(SUPPLIED INFORMATION)

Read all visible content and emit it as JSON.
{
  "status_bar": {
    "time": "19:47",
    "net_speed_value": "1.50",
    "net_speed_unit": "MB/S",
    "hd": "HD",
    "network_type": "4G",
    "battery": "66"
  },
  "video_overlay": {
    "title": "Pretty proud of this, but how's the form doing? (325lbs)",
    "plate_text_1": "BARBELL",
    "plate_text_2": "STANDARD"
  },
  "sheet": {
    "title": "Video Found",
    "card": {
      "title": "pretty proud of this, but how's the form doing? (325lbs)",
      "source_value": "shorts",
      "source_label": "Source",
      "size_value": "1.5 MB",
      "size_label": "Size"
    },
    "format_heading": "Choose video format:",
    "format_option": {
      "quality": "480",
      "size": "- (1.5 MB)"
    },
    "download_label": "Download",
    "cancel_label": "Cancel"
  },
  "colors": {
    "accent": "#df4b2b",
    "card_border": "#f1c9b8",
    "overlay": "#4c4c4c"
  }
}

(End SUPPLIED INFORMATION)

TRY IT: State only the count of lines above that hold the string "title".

RESULT FOR THIS EXERCISE: 3